The first thing is I can't vote. The second thing is I can't even practice in my profession because I can't apply to the Florida Bar until my rights have been restored. The third thing is that I am unable to buy a home or even rent a home in certain subdivisions because the HOAs [homeowner associations] have provisions that would restrict me from owning or renting a house.
What’s the impact of these policies on the African American community?
A greater percentage of African Americans are disenfranchised than any other community. However, when you look at the sheer numbers, African Americans only account for one-third of the total amount of people who are disenfranchised. So it impacts all Americans. White, black, Latino, it impacts us all.
Where did this law come from? Why was it passed?
The original intent of these policies was to prevent newly freed slaves from participating in democracy. Felon disenfranchisement in Florida was part of the Jim Crow mechanism meant to diminish the impact of civically participating African Americans. One of the most effective ways to do that was to arrest people for crazy charges and strip their right to vote away from them, as a result of that conviction.
What kinds of charges? What are some of the strangest things that could keep you from ever voting again?
Driving on a suspended license, disturbing turtle eggs at the beach, trespassing on the pier of public property, burning a tire in public, catching a lobster whose tail is too short. You know how you go and get those “happy birthday” or “congratulations” balloons? You've gotten them before, right?
Have you ever inadvertently or intentionally released them in the air?
In Florida, that's a third-degree felony. So, if convicted, you would lose your rights for life in the state of Florida for releasing helium-filled balloons in the air.
What would you say to someone who says, these crazy laws aside, "Aren't felons bad guys? Why should we spend time worrying about their rights?”
The bottom line is, if somebody makes a mistake and does something wrong, and they repay their debt, they serve their time, the American thing to do is to restore their rights. America was founded on second chances. A person pays their debt, you let them move on with their lives.
What makes you stay in Florida when you could've gone elsewhere?
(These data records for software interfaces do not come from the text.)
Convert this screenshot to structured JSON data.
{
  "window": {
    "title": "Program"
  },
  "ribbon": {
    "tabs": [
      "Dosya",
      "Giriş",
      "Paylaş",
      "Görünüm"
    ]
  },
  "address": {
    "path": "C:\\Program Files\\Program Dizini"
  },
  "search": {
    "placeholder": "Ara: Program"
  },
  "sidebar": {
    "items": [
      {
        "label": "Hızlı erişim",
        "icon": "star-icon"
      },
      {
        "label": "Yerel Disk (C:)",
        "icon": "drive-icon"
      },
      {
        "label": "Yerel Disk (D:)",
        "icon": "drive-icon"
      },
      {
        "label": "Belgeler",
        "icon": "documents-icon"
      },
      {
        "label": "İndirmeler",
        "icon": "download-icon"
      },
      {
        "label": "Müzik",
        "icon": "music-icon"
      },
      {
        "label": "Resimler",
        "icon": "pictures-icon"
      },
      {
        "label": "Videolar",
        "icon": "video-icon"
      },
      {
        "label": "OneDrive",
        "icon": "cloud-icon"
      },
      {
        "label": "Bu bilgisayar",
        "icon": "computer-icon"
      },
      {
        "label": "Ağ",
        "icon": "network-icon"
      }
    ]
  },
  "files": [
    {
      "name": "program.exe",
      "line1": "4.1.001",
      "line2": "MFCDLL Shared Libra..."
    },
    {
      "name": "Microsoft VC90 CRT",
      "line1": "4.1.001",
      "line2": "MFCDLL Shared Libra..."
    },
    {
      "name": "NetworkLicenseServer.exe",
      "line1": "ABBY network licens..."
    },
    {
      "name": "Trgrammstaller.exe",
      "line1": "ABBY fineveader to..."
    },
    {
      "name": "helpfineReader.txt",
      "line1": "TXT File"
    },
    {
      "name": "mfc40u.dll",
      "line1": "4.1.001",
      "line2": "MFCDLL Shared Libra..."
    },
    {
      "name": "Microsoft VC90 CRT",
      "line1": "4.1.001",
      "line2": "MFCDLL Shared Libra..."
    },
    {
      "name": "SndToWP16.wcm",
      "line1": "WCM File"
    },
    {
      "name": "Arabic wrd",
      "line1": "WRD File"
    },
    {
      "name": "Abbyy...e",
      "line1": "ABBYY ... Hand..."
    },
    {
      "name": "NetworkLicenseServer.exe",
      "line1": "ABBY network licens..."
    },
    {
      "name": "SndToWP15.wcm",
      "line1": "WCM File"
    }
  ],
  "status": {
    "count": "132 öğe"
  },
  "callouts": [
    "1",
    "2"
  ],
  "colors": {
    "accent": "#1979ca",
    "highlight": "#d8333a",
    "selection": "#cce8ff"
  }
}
That's a great question. You want me to tell you the main thing that made me stay? Because me leaving Florida reminded me of the days of slavery, when all a slave had to do was cross an imaginary state boundary to get their freedom.
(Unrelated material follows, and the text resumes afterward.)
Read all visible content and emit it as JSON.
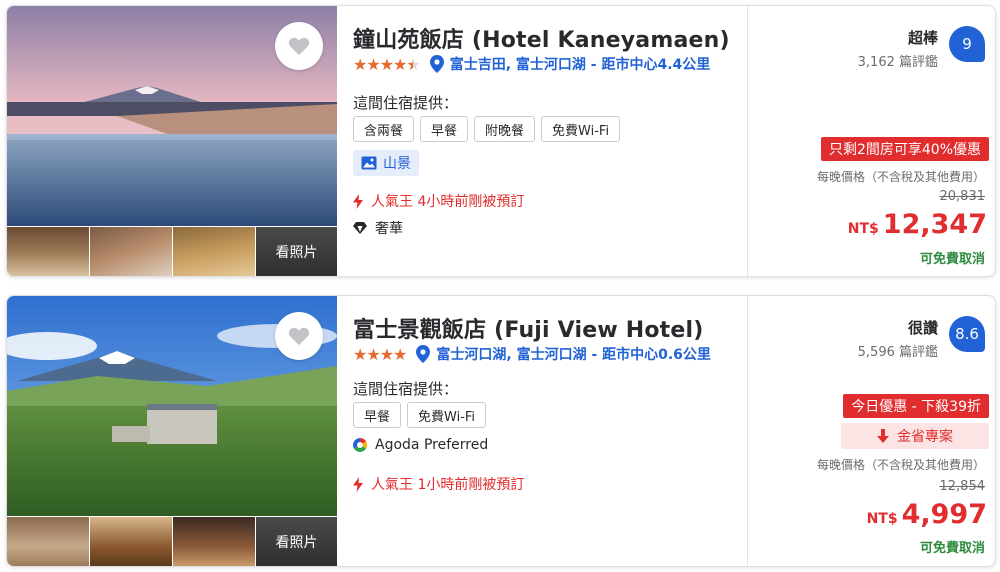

We're in 2017. There's no way that an American citizen should have to run away to another state in order to experience the American dream, in order to be considered a citizen. So there's no way I'm leaving.
Talk to me about your current project, Say Yes to Second Chances.
It’s a huge grassroots effort to get an amendment on the ballot that will restore voting rights to those who’ve paid their debt to society. We were able, driven only by volunteers, to collect enough signatures to trigger the Florida Supreme Court to review our language to ensure that it's constitutional. We’re hoping that we’ll get this measure on the ballot for 2018 and let the voters decide.
What difference will it make if the measure becomes law?
Well, let me tell you. I really believe that a more inclusive democracy is a more vibrant democracy. I don't necessarily focus too much on how an individual votes. My concern is whether or not they had the opportunity to vote. I think that the more people participate in the electoral process, the more vibrant our democracy will be. The more accountable our elected officials will be, as well.
Are you getting a sense that people in Florida are ready for change?
Oh yeah, when you talk to everyday people on the ground, what you find—whether they're conservative, whether they're progressive, whether they're white, black, young, or old—is that people think the current system is not fair.
The more people are educated on the issue, the more and more people you’ll find who will stand up and demand change. We're very hopeful, very hopeful.
If you’re a Florida resident, take action to support Say Yes to Second Chances today!